For mountain views, try some backcountry camping in the Beehive Natural Area. Experience the prairie, staying in a fully furnished canvas tent while discovering the ancient secrets at Writing-on-Stone Provincial Park. Chinook Provincial Recreation Area, in the Crowsnest Pass, is a picture-perfect spot to get back to nature. Visit Beauvais Lake Provincial Park in the montane, or “mixing zone”, between prairie grasslands and the Rocky Mountains where you can enjoy a variety adventures. It’s open year-round so plan to come back for winter camping and activities.
The craggy peaks and windswept plains of the Crown of the Continent offer outdoor adventures for explorers of all ages. Spend some time and tour the area. Soak in the beauty of pristine lakes, rich cultural heritage, remarkable flora and fauna, and rushing waterfalls.

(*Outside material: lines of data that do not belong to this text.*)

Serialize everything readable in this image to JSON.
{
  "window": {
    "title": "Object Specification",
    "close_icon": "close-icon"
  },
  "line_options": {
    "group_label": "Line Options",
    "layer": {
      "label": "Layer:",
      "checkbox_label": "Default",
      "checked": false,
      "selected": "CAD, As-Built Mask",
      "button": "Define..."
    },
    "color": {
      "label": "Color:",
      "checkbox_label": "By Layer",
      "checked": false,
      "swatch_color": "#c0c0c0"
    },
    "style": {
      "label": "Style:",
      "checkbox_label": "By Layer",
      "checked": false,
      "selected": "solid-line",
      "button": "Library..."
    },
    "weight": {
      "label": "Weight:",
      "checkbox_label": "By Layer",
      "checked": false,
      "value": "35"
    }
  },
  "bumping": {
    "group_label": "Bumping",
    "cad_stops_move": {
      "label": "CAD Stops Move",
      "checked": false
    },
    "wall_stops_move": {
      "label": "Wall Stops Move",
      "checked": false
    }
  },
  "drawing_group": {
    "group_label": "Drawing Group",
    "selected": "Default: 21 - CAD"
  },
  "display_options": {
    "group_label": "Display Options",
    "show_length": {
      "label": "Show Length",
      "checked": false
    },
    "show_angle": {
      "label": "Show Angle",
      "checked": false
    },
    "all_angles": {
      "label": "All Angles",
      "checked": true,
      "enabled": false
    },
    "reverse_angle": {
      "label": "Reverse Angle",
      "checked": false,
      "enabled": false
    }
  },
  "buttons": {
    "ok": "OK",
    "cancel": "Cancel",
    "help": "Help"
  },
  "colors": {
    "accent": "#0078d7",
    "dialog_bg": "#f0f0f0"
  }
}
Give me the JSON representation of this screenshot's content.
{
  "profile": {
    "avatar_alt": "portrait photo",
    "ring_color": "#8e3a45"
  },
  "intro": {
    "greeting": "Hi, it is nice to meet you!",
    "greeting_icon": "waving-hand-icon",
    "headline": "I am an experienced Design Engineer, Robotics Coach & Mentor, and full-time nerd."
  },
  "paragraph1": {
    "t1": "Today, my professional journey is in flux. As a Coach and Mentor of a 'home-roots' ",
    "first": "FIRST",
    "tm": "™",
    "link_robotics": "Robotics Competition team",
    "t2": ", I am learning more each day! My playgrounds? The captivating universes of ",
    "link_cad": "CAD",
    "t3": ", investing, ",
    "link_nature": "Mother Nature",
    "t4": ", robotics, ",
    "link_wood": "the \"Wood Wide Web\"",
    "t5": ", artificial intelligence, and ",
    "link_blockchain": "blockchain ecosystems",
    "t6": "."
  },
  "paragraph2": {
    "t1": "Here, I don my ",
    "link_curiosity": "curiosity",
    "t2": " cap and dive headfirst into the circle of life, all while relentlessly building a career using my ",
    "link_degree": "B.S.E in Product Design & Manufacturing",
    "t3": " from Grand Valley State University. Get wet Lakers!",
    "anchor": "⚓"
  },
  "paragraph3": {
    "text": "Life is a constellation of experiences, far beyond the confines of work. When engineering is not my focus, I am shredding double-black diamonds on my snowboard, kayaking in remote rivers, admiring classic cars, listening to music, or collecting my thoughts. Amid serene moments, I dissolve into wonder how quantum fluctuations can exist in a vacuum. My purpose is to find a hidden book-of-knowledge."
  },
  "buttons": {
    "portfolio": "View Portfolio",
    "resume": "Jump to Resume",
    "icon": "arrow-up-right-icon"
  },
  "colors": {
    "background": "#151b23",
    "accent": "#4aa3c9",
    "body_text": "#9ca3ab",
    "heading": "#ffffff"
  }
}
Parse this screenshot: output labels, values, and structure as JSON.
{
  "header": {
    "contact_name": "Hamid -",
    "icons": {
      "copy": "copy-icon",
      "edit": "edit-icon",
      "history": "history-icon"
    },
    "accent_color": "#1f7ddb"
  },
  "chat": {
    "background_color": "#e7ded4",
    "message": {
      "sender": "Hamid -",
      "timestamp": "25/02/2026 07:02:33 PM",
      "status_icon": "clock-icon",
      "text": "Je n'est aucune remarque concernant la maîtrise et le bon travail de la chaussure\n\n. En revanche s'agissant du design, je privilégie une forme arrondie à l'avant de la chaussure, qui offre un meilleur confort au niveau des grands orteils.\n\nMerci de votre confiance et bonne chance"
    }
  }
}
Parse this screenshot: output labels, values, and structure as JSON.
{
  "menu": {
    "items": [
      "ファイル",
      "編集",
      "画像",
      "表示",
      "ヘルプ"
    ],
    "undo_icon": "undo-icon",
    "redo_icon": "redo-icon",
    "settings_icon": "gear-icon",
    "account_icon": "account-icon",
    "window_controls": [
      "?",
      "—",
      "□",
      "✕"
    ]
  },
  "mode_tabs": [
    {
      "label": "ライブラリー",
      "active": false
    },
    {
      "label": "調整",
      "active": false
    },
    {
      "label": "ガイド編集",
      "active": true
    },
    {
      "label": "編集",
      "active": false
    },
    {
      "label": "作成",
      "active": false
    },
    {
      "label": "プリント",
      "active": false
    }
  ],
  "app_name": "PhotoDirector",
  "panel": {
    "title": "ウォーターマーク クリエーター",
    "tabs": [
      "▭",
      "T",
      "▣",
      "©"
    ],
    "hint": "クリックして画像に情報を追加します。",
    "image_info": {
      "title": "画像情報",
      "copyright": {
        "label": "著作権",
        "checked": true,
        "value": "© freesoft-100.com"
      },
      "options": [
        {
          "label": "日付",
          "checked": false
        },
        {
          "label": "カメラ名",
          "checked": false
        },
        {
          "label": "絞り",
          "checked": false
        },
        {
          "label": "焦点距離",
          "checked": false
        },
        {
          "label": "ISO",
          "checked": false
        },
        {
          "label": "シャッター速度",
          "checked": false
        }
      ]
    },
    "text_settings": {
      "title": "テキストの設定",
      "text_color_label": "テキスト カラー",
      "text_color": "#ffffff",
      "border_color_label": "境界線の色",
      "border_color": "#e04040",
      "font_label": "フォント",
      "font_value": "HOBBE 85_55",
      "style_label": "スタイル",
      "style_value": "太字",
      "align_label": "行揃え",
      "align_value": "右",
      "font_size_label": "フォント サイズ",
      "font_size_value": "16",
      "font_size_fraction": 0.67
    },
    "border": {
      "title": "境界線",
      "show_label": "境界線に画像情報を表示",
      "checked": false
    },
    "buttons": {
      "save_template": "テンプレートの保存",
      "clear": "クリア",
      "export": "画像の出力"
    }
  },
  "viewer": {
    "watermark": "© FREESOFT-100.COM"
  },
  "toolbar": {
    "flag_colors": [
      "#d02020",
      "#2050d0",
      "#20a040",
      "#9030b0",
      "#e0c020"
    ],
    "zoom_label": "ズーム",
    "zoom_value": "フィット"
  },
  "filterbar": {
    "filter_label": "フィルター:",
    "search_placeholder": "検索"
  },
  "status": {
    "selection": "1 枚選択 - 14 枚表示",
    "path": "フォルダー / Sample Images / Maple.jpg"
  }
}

The sparkling waters at Chain Lakes Provincial Park support migrating eagles, osprey and trumpeter swans. It's also a great spot for winter camping and ice fishing. The Bob Creek Wildland Provincial Park protects an important elk range and is the best kept secret for equestrian backcountry in the southwest. Don't miss the wily bull trout lurking in the deeps of the Carbondale River at Lynx Creek Campground.
Camp under the cottonwoods at Oldman River Provincial Recreation Area and take an easy day trip to discover the interpretive trails and displays at Head-Smashed-In Buffalo Jump World Heritage Site. Or take your camera and head out on a wildflower walk through the balsam root meadows of an early summer grassland.
For more information on travel in the area, check Travel Alberta.
There are lots of opportunities for outdoor fun throughout the Crown of the Continent. Enjoy the region’s superb trails for hiking, cycling, horseback riding, snowshoeing and cross-country skiing. Count the loons, swans and sandhill cranes at Police Outpost Provincial Park. Try some wade-and-walk fly-fishing in the Castle River, or navigate its waters in a canoe or a tube. Oldman Dam Provincial Recreation Area is a great place for windsurfing, sailing and other water fun.
|Beauvais Lake PP||Open|
|Dutch Creek PRA||Open|
|Honeymoon Creek PRA||Open|
|Island Lake PRA||Open|
|Livingstone Falls PRA||Open|
|Lundbreck Falls PRA||Open|
|Oldman Dam PRA||Open|
|Oldman River North PRA||Open|
|Payne Lake PRA||Open|
|Police Outpost PP||Open|
|St. Mary Reservoir PRA||Open|
|Waterton Reservoir PRA||Open|